There is this natural tendency to despair in the rot called Nigeria even when one lives in this paradise of misgovernance in fits and bursts. However, despair is exactly what the rulers of Nigeria want us to feel, and we must not give them such pleasures. Despair has succeeded in driving millions, miles away from the shores of our land even as these locusts multiplied their plan of destruction on the helpless souls left behind. But in the midst of despair, is it still possible to see hope? I dare to think so.
Nigeria is a paradise of misgovernance but also a fixers’ workshop. Everything here needs retooling, starting from the very minute you step your toes on this shores. The air tight, sweat inducing tunnel that connects most ordinary travellers from their air-conditioned international aircraft to the derelict and disgusting Murtala Mohammed Airport (MMA) will be a great start.
Okay, once you get past that the dimly lit welcome halls, the begging immigration/customs officers and the lack of basic airport orderliness and management will be next. Need we talk about how the luggage is handled? Can someone stop the madness already!
The madness about this rot that still confound otherwise sane commentators are the fact that only the most inept rise to the very top in this society. A society that requires men with a game plan, men with grit to deliver complicated projects and reforms, men with commonsense touch for what is wrong and what needs to be done to right them seem to be obsessed with empty big-men, noisemakers and men of easy virtue surrounded by sycophants! Leadership in our society is upside down.
Those that are leading were naturally made to be forgotten and unseen. Both their emotional IQ and organization IQ hover slightly above zero, except for a few who had to sacrifice whatever they had in IQ just to descend to the bottom of the barrel and rise to the top of Nigeria’s leadership. This is the story of why Nigeria has not been fixed and why it will take a while to do so.
Now beyond these, we have to recognize two other reasons why fixing Nigeria remains a mirage. First is that fixing requires undoing entrenched interests that will fight one tooth and nail to preserve the status quo. Take the example of the MM Airport. Care to know why Lagos with a population of 17 million is stuck with one tiny terminal, while Houston with four million has two major airports with one having about five terminals to boot? Well, it is call “entrenched interest”.
I understand the cleaning contract that never happens does kick back to the very top of the aviation ministry! Go figure. The parking, the collection – all of that stuff that annoys you about the Lagos airport pays into a kitty that will fear losing that jackpot over the unknown of a well operated airport or a new one for that matter! It is not that complicated.
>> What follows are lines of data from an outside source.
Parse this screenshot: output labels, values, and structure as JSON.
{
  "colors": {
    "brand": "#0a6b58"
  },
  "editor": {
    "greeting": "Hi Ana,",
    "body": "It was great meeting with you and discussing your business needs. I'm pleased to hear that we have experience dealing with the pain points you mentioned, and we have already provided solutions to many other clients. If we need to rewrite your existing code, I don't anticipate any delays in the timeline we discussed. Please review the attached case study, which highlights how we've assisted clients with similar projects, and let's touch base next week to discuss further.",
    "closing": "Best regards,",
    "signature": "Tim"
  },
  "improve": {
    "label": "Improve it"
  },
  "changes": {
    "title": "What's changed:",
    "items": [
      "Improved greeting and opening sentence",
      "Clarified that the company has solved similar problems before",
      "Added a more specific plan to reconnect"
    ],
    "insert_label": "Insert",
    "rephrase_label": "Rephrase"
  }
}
Another reason why this mirage of fixing Nigeria may persist is that fact that good people even when they approach governance in our country assume somehow they can do it alone. Wrong! In a nation with entrenched interest, a bottom-up clean up requires a team of patriots. If you dare walk over the establishment alone, then you will have yourself to blame. I’m using the airport as a very simple and probably the most basic fix that can happen in Nigeria. But try even the oil & gas, power, transportation and construction sector for reforms; and real giants will pursue you in your dreams without a very strong team to withstand the barrage of counter attacks by the owners of Nigeria.
Always remember Rome was not destroyed in a day, and it will take far longer to rebuild it! With decades of misgovernance under her belt, and as an increasing proportion of the population surrenders to the rot of public service and corruption, Nigeria requires a top-down scrub not just a rinse. In this society, it will take more than a good heart to fix it.
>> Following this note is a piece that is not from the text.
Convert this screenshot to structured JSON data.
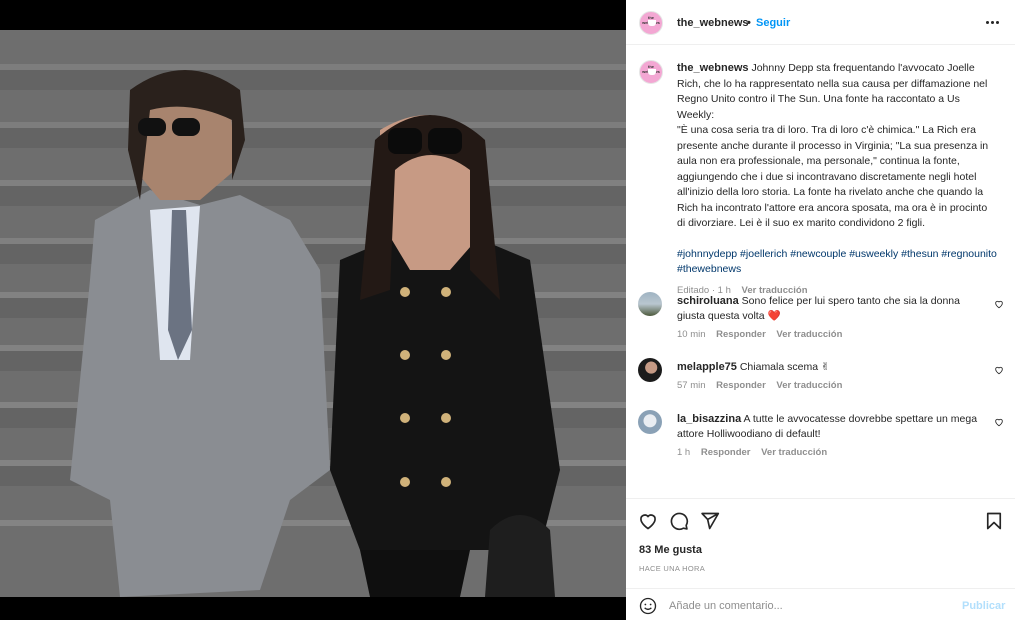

It will take serious heart & liver, some degree of strategy and good measure of patriotism mixed with common sense. You will need to pick your battles and sequence reforms so that the entire system does not collapse on itself; one must also recognize that far more important than fixing Nigeria now is sustaining those reforms. Good people in good places, remains the only answer. How many good Nigerians are left? I reckon only those that try will find out but don’t be too hopeful.
Would-be mini-reformers in the past and present have always had to build a parallel civil service to achieve the bare minimum. I understand the Lagos state Governor Fashola pretty much does the same thing in Lagos; moving from the round house to a building where his key private sector driven executive arm implements the tiny magic that have stopped the slide into rot in Lagos but has not completely driven out the madness. Of course he keeps commissioners at the relevant ministries, but they’re there to keep an eye on those trouble makers and do occasional cherry picking not do real work.
To this end we must recognize the importance of having a team of reformers elected or selected to have any hope of fixing Nigeria the way it is. There is a very practical aspect to this suggestion, first is the reality that the organ for executing life changing programs in Nigeria cannot be the existing system. Doing this practically requires a sponsor; I mean money. Let us hope the true capitalists that have been doing those talk shops i.e. the Dangotes, Elumelus, Bello Osagies and Kola Karims, will put their money where their mouth is. Need we challenge them?
In the next few weeks, we’ll examine in this series what it will take to fix Nigeria bit by bit; assuming you or I were privilege to plan this fix – as a team of course; what and how should we do it? We cannot forget the importance of these insights that for every reform planned there is an entrenched interest, that we must pick our battles, that good people are more important than good policies and that in this society; reform is another name for war. Once we have this understanding, let us get to fixing!